A Russian company has spent $89 million building eastern Europe's largest production facilities in a field outside Moscow and hopes to lure Hollywood majors to shoot and produce movies.
The idea is to create a modern flagship studio that will make Russia a competitively priced destination for film projects and in turn modernise the local industry.
"It is one of the targets for us to invite international projects to get their experience, to get their technologies," general-director of the Glavkino group, Ilya Bachurin, told AFP.
Opened by president Dmitry Medvedev in February, on a recent tour the Glavkino studios were still dusty from the construction process and smelled of paint.
Bachurin, 42, a former impresario and television executive, led the way through the studios to show off echoing sound stages and hi-tech 3D equipment.
The largest sound stage measures 3,108 square metres (33,4340 square feet), a space so large that it swallowed up a bus parked in the corner.
"It's the biggest in eastern Europe," Bachurin said.
The studios have a Hollywood-style sign on the roof visible from passing planes. Their website boasts they are "equivalent to the best studios of America and Europe".
So far one feature film has been completed at Glavkino: "August 8", a strongly pro-Russian drama based on the 2008 Russia-Georgia war that was 90 percent funded by the Kremlin.
It aims to attract major global players to do studio shoots and post-production there and pass on their expertise to Russia's technically lagging film industry.
"In fact we do not need their money -- it's not our major goal," said Bachurin.
"We need to attract their experience and their specialists: those who can make the studio a part of the big international filmmaking industry."
In June Glavkino gave British art-house director Peter Greenaway a voucher worth 30,000 euros ($37,000) to spend on post-production for a planned remake of "Death in Venice".
Greenaway told Hollywood Reporter he was considering Saint Petersburg as a location.
Without giving details, Bachurin said that Glavkino was planning to submit quotes for several big international projects.
One problem is that Russia offers no tax breaks for filmmakers. Add in a mass of headaches from tough rules on customs to visas and work permits.
"We are going to make special proposals, make prices lower," said Bachurin.
"This is a pragmatic business. If it is convenient and profitable, people will be ready to do the maths."
Viktor Ginzburg, a Russian-born film director based in the United States was visiting the studios with a view to making his next film there -- an adaptation of Viktor Pelevin's novel "Empire V".

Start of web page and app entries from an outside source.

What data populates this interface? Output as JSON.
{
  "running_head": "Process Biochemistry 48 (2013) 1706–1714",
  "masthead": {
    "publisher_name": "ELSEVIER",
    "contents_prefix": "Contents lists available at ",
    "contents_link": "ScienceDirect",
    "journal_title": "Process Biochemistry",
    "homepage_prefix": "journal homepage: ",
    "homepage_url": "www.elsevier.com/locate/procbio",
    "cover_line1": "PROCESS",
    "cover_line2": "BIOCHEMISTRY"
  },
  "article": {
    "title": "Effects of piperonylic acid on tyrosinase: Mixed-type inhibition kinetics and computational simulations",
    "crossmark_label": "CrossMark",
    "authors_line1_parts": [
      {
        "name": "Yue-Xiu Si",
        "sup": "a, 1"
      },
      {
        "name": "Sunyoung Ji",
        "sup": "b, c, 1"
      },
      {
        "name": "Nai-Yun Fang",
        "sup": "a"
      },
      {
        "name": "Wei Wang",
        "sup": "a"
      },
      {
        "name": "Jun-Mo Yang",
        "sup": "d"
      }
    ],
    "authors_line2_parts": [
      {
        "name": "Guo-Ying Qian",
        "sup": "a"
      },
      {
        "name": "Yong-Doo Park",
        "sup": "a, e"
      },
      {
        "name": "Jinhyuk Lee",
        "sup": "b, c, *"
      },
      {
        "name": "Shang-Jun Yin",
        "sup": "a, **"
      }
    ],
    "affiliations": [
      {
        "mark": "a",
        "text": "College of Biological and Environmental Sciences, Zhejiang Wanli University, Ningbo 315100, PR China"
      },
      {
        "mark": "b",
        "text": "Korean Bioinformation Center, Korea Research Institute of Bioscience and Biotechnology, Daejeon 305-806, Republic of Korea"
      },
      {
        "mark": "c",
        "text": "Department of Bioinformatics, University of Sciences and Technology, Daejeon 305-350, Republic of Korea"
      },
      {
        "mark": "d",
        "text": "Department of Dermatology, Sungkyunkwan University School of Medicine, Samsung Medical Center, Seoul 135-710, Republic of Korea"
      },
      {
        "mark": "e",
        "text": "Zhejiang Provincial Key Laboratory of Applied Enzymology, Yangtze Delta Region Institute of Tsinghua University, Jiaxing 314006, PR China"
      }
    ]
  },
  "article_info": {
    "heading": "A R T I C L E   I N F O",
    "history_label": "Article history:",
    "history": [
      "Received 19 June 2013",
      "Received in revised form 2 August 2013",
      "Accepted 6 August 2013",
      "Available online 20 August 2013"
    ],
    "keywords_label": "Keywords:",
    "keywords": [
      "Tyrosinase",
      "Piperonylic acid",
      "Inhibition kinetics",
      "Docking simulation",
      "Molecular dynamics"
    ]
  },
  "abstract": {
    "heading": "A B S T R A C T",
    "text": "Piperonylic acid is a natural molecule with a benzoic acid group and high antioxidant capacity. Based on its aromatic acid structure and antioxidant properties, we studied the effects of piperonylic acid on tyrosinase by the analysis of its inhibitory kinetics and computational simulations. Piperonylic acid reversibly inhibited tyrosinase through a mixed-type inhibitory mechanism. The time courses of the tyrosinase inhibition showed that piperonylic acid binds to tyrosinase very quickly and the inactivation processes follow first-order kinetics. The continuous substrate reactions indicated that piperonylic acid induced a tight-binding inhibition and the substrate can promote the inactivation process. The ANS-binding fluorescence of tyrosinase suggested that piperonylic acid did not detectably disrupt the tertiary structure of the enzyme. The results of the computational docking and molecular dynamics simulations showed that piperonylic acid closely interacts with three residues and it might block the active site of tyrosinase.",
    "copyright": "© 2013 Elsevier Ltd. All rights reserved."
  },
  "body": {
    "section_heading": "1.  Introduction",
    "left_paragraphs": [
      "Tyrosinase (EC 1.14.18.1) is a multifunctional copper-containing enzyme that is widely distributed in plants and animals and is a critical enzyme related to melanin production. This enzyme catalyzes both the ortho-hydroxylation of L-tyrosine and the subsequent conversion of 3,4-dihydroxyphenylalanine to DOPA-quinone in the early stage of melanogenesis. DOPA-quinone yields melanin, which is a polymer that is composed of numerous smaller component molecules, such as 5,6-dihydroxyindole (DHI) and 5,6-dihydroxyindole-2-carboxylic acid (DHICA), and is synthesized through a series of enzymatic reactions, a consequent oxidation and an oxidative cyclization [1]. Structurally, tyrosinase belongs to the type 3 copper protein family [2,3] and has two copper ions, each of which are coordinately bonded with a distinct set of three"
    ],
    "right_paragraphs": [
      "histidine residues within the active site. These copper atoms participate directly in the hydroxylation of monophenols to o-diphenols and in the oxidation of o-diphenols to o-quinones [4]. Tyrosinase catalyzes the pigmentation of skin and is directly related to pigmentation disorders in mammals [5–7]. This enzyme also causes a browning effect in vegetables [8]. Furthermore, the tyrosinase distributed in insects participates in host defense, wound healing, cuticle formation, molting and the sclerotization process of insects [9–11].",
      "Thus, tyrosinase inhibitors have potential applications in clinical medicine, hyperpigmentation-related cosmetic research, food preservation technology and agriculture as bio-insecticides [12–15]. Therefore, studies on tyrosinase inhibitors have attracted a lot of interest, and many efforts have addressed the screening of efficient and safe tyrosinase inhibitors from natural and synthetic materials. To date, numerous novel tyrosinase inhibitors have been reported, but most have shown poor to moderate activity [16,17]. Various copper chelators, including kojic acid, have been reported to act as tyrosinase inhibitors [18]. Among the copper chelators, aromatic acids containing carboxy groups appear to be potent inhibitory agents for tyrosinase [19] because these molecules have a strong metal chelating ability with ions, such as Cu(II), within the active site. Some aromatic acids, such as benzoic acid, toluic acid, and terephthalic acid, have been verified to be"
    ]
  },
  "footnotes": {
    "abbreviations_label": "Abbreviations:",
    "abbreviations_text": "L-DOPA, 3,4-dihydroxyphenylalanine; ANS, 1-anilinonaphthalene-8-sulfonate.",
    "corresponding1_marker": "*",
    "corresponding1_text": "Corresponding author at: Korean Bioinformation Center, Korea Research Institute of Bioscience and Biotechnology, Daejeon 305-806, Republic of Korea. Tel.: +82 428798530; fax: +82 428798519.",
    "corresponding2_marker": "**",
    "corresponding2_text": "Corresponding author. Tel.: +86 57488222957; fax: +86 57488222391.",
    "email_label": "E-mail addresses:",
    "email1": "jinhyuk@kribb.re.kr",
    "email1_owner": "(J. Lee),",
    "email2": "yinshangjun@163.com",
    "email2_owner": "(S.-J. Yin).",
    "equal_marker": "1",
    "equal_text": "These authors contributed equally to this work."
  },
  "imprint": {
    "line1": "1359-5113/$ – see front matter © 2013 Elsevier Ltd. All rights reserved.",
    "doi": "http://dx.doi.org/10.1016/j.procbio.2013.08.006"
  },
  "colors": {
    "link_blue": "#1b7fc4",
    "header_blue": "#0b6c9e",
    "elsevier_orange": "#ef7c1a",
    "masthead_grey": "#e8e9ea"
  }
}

He said he was impressed by the facilities.
"It seems terrific. They should dust it, though," he added.
Yet he said the hi-tech studios still lacked something: "film culture".
"You need projection designers, art directors, set decorators, craftsmen," he said.
"Unfortunately there is a real problem in the Russian film industry right now with these key positions."
That is a hangover from the 1990s when the film industry almost dried up and professions skipped an entire generation.
While Glavkino is brand-new, it reeks of money and connections.
Its name uses Soviet-speak abbreviations: "glav" or main and "kino" meaning cinema or film, to suggest the historic roots it lacks.
One co-founder with Bachurin is actor and director Fyodor Bondarchuk, 45, who made hit films including "The 9th Company." His father Sergei Bondarchuk directed the Oscar-winning "War and Peace."
Another co-owner is Konstantin Ernst, the director-general of state-controlled Channel One television, which also has a major film-making division.
The three men together with UralSib bank own 50 percent, while the other 50 percent belongs to private investor Vitaly Golovachev, according to Glavkino's website.
The studio was built after the owners raised a massive loan from VTB bank.
Glavkino could hardly be more different from what is still Russia's main film studio, Mosfilm, a maze of buildings dating from the 1930s in a busy urban area hemmed in by construction.
"We do not feel it will be competition with Mosfilm, because the market for technical services is not filled, even now as we finish the Glavkino studios," Bachurin said.
Currently Glavkino is mainly being used to make television shows, while the plan is for the proportion to change to half-and-half.
A second stage upgrading the studios with equipment and everything from costume workshops to a five-star hotel will cost a further $120 million and is expected to be finished by the end of 2013.